TASK STATEMENT =>
Could you please count how many lines in the data below hold the string "coin"? Reply with only the number.

** GIVEN ENTRIES follows **

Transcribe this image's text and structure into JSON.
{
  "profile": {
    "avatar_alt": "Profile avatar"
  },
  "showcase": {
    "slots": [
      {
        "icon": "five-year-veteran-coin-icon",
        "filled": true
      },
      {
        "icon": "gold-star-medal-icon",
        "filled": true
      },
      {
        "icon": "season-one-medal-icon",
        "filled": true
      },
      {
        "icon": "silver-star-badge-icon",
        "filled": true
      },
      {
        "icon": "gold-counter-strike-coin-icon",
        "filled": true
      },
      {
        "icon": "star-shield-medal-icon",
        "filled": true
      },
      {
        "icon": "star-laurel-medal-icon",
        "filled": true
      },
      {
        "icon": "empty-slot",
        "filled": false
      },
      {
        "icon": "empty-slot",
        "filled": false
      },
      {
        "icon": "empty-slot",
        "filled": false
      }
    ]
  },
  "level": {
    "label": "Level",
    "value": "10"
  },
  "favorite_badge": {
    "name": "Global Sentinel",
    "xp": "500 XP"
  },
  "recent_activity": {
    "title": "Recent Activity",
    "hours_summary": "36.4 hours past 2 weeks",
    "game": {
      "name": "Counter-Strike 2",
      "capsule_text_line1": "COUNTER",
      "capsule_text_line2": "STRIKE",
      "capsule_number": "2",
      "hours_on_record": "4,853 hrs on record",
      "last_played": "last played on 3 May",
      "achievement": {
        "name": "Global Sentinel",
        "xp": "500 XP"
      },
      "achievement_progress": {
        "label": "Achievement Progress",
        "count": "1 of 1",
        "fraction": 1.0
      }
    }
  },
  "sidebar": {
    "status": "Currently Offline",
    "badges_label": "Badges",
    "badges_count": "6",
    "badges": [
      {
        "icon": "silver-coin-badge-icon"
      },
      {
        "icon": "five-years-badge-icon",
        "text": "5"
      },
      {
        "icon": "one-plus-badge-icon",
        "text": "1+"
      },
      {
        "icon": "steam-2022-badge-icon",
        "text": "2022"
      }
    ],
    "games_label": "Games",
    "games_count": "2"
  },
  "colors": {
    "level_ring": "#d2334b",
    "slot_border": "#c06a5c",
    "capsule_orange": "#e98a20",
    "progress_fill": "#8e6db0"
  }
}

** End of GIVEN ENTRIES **

EXERCISE RESULT =>
3